Companies across the world have turned to their risk functions to navigate the challenges and stresses caused by the COVID- 19 pandemic, a survey by KPMG has uncovered.
The findings show that 65% of firms have performed additional stress tests due to the coronavirus, which has led to 30% taking management actions to increase resources of both capital and liquidity.
Given the scale of the pandemic's impact, it is perhaps surprising that only 28% of companies saw an increase in operational risk events, and just 15% reported a rise in the size of operational risk losses.
However, it has led firms to reassess their internal capital adequacy assessment process (ICAAP) risks, with 58% reassessing the inputs into operational risk scenarios, and 28% opting to hold more capital directly as a result.
“There is no escaping the impact COVID-19 has had on the industry, but it’s clear risk functions have played a vital role in helping firms navigate the crisis,” said David Yim, asset management partner at KPMG UK.
“The widespread response by firms – 92% of participants took action to address the impact on their risk profile and financial resilience – demonstrates risk management in action and the value that an embedded risk framework brings during periods of stress.”
While it is the larger firms who have performed more stress testing and enacted management actions, the survey findings show that smaller companies have made more efforts to reassess the ICAAP and hold more operational risk capital.
KPMG warned that the incoming investment firms prudential regime (IFPR) – which is now due to come into force in January 2022 – will also present challenges for investment firms.
Although 70% of firms have considered the impact of the regulations, the focus has been on capital and liquidity, and only 30% to date have performed detailed analysis to fully assess the liquidity and K-factor requirements.
“The other components of the IFPR around governance, remuneration, reporting and disclosure, including new ESG requirements, may contain surprises for the firms who have focused only on quantitative changes so far,” Yim continued.
“Only 13% of firms have fully assessed the remuneration policy and pay-out rule requirements under the IFPR. These new requirements will likely bring significant changes for some firms’ reward structures.
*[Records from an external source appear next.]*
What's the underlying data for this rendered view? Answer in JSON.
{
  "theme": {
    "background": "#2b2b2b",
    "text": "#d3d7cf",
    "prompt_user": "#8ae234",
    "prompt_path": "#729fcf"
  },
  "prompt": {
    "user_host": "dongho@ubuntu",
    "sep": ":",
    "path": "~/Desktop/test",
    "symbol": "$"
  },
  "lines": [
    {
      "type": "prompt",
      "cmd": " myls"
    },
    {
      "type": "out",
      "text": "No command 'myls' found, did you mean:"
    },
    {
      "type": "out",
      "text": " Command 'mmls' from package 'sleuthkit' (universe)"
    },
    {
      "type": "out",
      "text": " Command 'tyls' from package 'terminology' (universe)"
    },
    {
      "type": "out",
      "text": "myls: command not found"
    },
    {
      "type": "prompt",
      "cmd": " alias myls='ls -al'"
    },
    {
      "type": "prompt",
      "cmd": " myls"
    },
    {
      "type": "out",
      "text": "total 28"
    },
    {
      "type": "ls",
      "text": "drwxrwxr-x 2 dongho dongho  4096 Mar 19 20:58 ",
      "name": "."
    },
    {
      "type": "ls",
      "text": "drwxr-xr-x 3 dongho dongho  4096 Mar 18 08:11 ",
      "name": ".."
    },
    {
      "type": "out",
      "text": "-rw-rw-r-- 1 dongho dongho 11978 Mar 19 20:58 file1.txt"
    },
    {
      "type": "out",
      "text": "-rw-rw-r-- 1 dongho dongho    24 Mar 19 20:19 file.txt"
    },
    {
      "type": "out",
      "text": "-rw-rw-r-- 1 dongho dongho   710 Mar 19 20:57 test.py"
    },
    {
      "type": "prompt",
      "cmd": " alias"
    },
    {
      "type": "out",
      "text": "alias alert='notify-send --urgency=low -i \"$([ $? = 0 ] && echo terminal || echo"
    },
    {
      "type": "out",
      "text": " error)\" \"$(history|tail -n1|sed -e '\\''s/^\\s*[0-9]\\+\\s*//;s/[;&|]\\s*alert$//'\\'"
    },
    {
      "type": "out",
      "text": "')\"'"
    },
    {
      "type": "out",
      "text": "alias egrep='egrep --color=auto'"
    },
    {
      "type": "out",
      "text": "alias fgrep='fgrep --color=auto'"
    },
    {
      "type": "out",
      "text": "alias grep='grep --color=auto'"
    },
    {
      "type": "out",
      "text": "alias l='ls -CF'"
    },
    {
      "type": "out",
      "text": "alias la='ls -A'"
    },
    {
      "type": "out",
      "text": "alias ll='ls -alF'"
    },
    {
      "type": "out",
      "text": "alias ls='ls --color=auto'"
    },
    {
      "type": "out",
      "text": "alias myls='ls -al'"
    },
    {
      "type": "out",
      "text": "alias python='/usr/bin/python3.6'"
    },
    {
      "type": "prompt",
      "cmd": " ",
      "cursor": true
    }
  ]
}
“While the implementation date has moved back, firms should not delay and instead use the time to adopt a more strategic than reactionary approach to realising the new regime.”
Image credit: iStock
Author: Chris Seekings